AARP Eye Center
Despite larger businesses increasingly dominating markets and employing more workers, small firms – where older workers historically have held a larger share of the jobs than they have at bigger firms – continue to be a vital employment source for those ages 50 and older. A new AARP Public Policy Institute Fact Sheet on 50+ workers in U.S. small businesses provides the details.
Still an essential source of jobs for older workers
Independent businesses with fewer than 500 employees – the U.S. Small Business Administration definition of a small business – have always been a major source of employment for workers of all ages, but particularly for older workers. U.S. Bureau of Labor Statistics (BLS) data show that in 2022, 24.2 million workers ages 50 and older were employed by firms with fewer than 500 employees, compared to about 19 million 50+ workers in firms with 500 or more employees. In addition, the share of workers ages 50 and older in comparison to other age groups is higher in smaller firms (34.0 percent) than in firms with 500 or more employees (30.0 percent). And in "microbusinesses," or firms with fewer than 10 employees, the share of employees ages 50+ rises to 38.2 percent.

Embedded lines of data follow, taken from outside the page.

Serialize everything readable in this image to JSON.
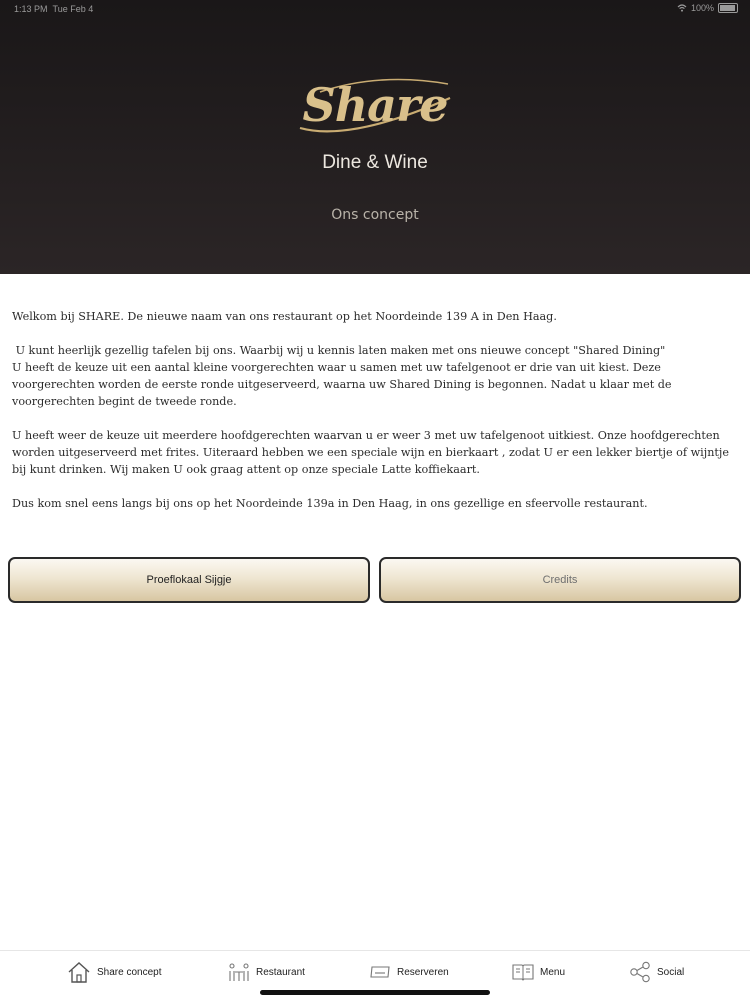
{
  "status_bar": {
    "time": "1:13 PM",
    "date": "Tue Feb 4",
    "battery": "100%"
  },
  "header": {
    "logo": "Share",
    "tagline": "Dine & Wine",
    "subtitle": "Ons concept"
  },
  "content": {
    "paragraphs": [
      "Welkom bij SHARE. De nieuwe naam van ons restaurant op het Noordeinde 139 A in Den Haag.",
      " U kunt heerlijk gezellig tafelen bij ons. Waarbij wij u kennis laten maken met ons nieuwe concept \"Shared Dining\"\nU heeft de keuze uit een aantal kleine voorgerechten waar u samen met uw tafelgenoot er drie van uit kiest. Deze voorgerechten worden de eerste ronde uitgeserveerd, waarna uw Shared Dining is begonnen. Nadat u klaar met de voorgerechten begint de tweede ronde.",
      "U heeft weer de keuze uit meerdere hoofdgerechten waarvan u er weer 3 met uw tafelgenoot uitkiest. Onze hoofdgerechten worden uitgeserveerd met frites. Uiteraard hebben we een speciale wijn en bierkaart , zodat U er een lekker biertje of wijntje bij kunt drinken. Wij maken U ook graag attent op onze speciale Latte koffiekaart.",
      "Dus kom snel eens langs bij ons op het Noordeinde 139a in Den Haag, in ons gezellige en sfeervolle restaurant."
    ]
  },
  "buttons": {
    "left_label": "Proeflokaal Sijgje",
    "right_label": "Credits"
  },
  "tabs": [
    {
      "label": "Share concept",
      "icon": "home-icon"
    },
    {
      "label": "Restaurant",
      "icon": "dining-table-icon"
    },
    {
      "label": "Reserveren",
      "icon": "ticket-icon"
    },
    {
      "label": "Menu",
      "icon": "menu-book-icon"
    },
    {
      "label": "Social",
      "icon": "share-icon"
    }
  ],
  "colors": {
    "header_bg": "#231e1f",
    "logo_gold": "#d9c08b",
    "button_gradient_bottom": "#d8c6a2"
  }
}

How employment varies by age and demographic
For workers ages 50 to 64, the share of employment in small firms compared to large firms is similar among men and women, but after 65, the share of men working for small businesses is slightly higher. There are also some differences by race/ethnicity. For example, among the private-sector workforce under age 25, white workers are most likely to work for a small firm, but for those ages 25 to 49, and 50 to 64, Hispanic/Latino workers are most likely to work for a small business. In the 65 and older age demographic, multiracial and American Indian/Alaska Native, Native Hawaiian, and other Pacific Islander workers are most likely to work in small private firms.
Pandemic and economic-trend impacts: some positives

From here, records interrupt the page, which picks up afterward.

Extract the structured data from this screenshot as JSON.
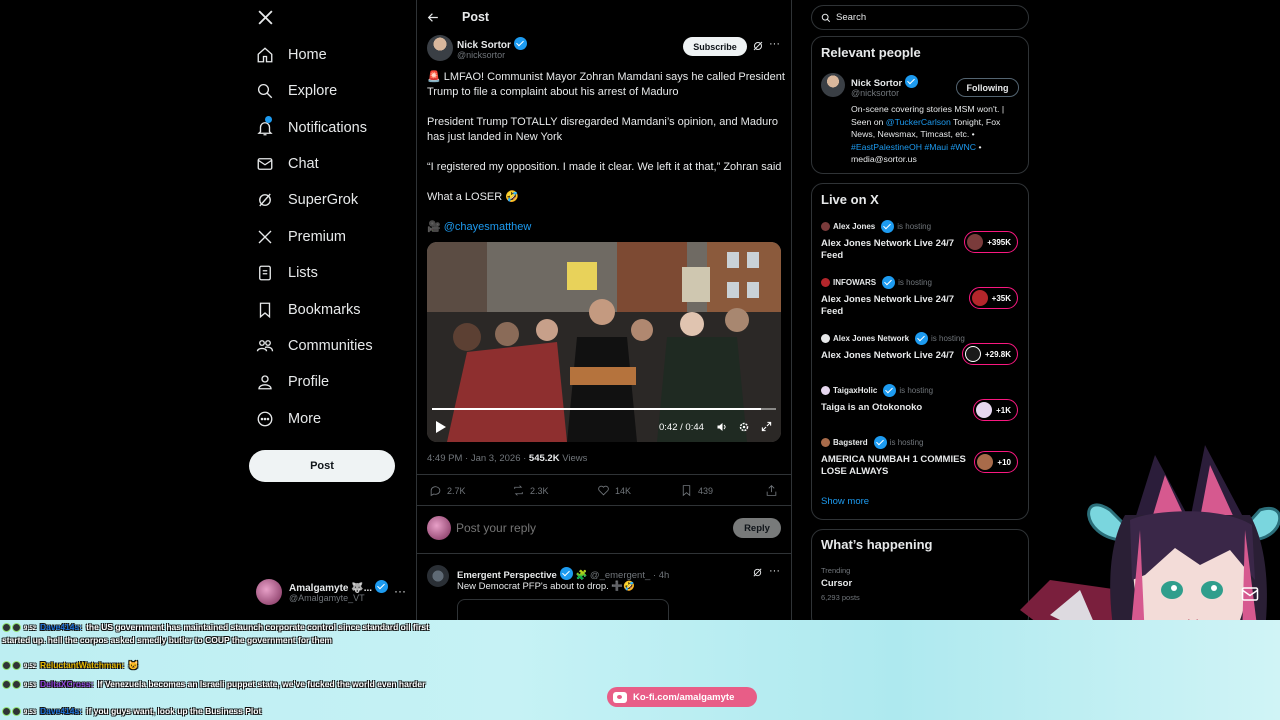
{
  "nav": {
    "items": [
      {
        "label": "Home",
        "icon": "home-icon"
      },
      {
        "label": "Explore",
        "icon": "search-icon"
      },
      {
        "label": "Notifications",
        "icon": "bell-icon"
      },
      {
        "label": "Chat",
        "icon": "mail-icon"
      },
      {
        "label": "SuperGrok",
        "icon": "grok-icon"
      },
      {
        "label": "Premium",
        "icon": "x-icon"
      },
      {
        "label": "Lists",
        "icon": "list-icon"
      },
      {
        "label": "Bookmarks",
        "icon": "bookmark-icon"
      },
      {
        "label": "Communities",
        "icon": "people-icon"
      },
      {
        "label": "Profile",
        "icon": "person-icon"
      },
      {
        "label": "More",
        "icon": "more-circle-icon"
      }
    ],
    "post_button": "Post",
    "account": {
      "name": "Amalgamyte 🐺...",
      "handle": "@Amalgamyte_VT"
    }
  },
  "header": {
    "title": "Post"
  },
  "tweet": {
    "author": "Nick Sortor",
    "handle": "@nicksortor",
    "subscribe": "Subscribe",
    "p1": "🚨 LMFAO! Communist Mayor Zohran Mamdani says he called President Trump to file a complaint about his arrest of Maduro",
    "p2": "President Trump TOTALLY disregarded Mamdani’s opinion, and Maduro has just landed in New York",
    "p3": "“I registered my opposition. I made it clear. We left it at that,” Zohran said",
    "p4": "What a LOSER 🤣",
    "credit_prefix": "🎥",
    "credit": "@chayesmatthew",
    "video_time": "0:42 / 0:44",
    "video_progress": 0.955,
    "meta_time": "4:49 PM · Jan 3, 2026 ·",
    "views_count": "545.2K",
    "views_label": "Views",
    "replies": "2.7K",
    "reposts": "2.3K",
    "likes": "14K",
    "bookmarks": "439"
  },
  "reply_box": {
    "placeholder": "Post your reply",
    "button": "Reply"
  },
  "reply": {
    "author": "Emergent Perspective",
    "badge": "🧩",
    "handle": "@_emergent_",
    "time": "· 4h",
    "text": "New Democrat PFP's about to drop. ➕🤣"
  },
  "search": {
    "placeholder": "Search"
  },
  "relevant": {
    "title": "Relevant people",
    "name": "Nick Sortor",
    "handle": "@nicksortor",
    "follow": "Following",
    "bio_1": "On-scene covering stories MSM won't. | Seen on",
    "bio_link_1": "@TuckerCarlson",
    "bio_2": "Tonight, Fox News, Newsmax, Timcast, etc. •",
    "bio_tags": "#EastPalestineOH #Maui #WNC",
    "bio_3": "•",
    "bio_4": "media@sortor.us"
  },
  "live": {
    "title": "Live on X",
    "hosting": "is hosting",
    "rows": [
      {
        "host": "Alex Jones",
        "title": "Alex Jones Network Live 24/7 Feed",
        "count": "+395K",
        "color": "#7a3b3b"
      },
      {
        "host": "INFOWARS",
        "title": "Alex Jones Network Live 24/7 Feed",
        "count": "+35K",
        "color": "#b3262b"
      },
      {
        "host": "Alex Jones Network",
        "title": "Alex Jones Network Live 24/7",
        "count": "+29.8K",
        "color": "#1a1a1a"
      },
      {
        "host": "TaigaxHolic",
        "title": "Taiga is an Otokonoko",
        "count": "+1K",
        "color": "#e6d7ef"
      },
      {
        "host": "Bagsterd",
        "title": "AMERICA NUMBAH 1 COMMIES LOSE ALWAYS",
        "count": "+10",
        "color": "#a86b4a"
      }
    ],
    "show_more": "Show more"
  },
  "happening": {
    "title": "What’s happening",
    "trending": "Trending",
    "topic": "Cursor",
    "posts": "6,293 posts"
  },
  "chat": {
    "lines": [
      {
        "time": "9:52",
        "user": "Dave414s:",
        "user_color": "#1d6fd6",
        "text": "the US government has maintained staunch corporate control since standard oil first started up. hell the corpos asked smedly butler to COUP the government for them"
      },
      {
        "time": "9:52",
        "user": "ReluctantWatchman:",
        "user_color": "#e6b800",
        "text": "😺"
      },
      {
        "time": "9:53",
        "user": "DeltaXCross:",
        "user_color": "#8a3fd6",
        "text": "If Venezuela becomes an Israeli puppet state, we've fucked the world even harder"
      },
      {
        "time": "9:53",
        "user": "Dave414s:",
        "user_color": "#1d6fd6",
        "text": "if you guys want, look up the Business Plot"
      }
    ]
  },
  "kofi": {
    "label": "Ko-fi.com/amalgamyte"
  }
}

Because small businesses are an important source of jobs for older workers, changes in the economic environment that influence the ebb and flow of small businesses -- from formation and growth to layoffs and closings -- are also likely to affect the labor market experiences of older workers and jobseekers. An analysis of BLS data on business employment dynamics between 1994 and 2019 indicates that small firms' share in total employment has declined for most age groups during this period. However, while small-firm employment of workers ages 65 and older also declined during this time, it has recently begun to trend back up, though it is not yet clear why.
Economic conditions and trends will continue to influence older worker employment in small businesses. Meanwhile, many older workers start their own small businesses and will surely continue to do so. Though the business environment in the early months of the pandemic caused many small firms to close, by the second quarter of 2021 the economic outlook began to improve. In fact, in a hopeful sign, U.S. Census data showed applications for new businesses surged in the second half of 2020. In other good news for older entrepreneurs, research by the JP Morgan Chase Institute shows that small businesses with older owners are more likely to survive than companies started by younger founders.

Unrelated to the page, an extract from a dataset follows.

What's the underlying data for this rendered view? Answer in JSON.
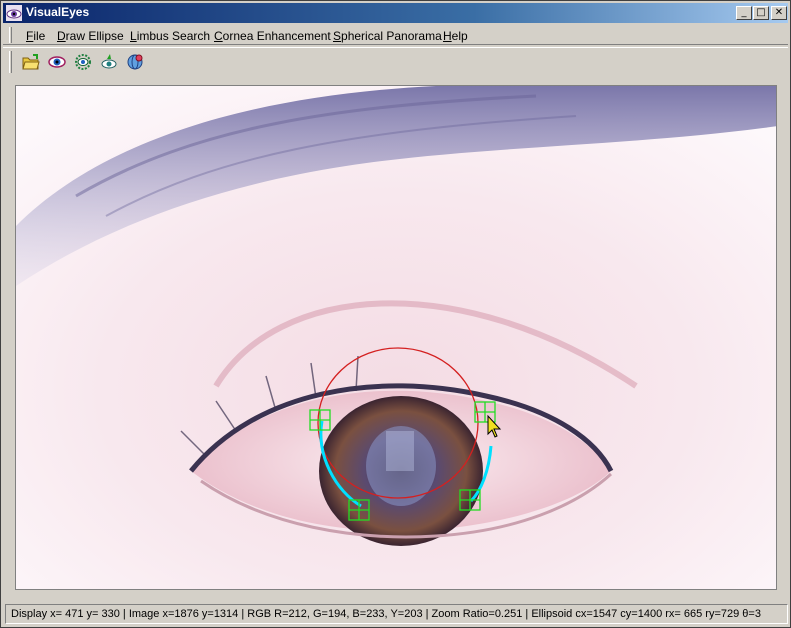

For more jobs data: Find the latest employment data in the AARP Public Policy Institute's (PPI) Employment Data Digest, PPI's monthly review of job trends for those ages 55 and over. Visit the AARP website's work and jobs section for articles on work and unemployment and job search resources. Visit the lifelong learning section for education resources and research.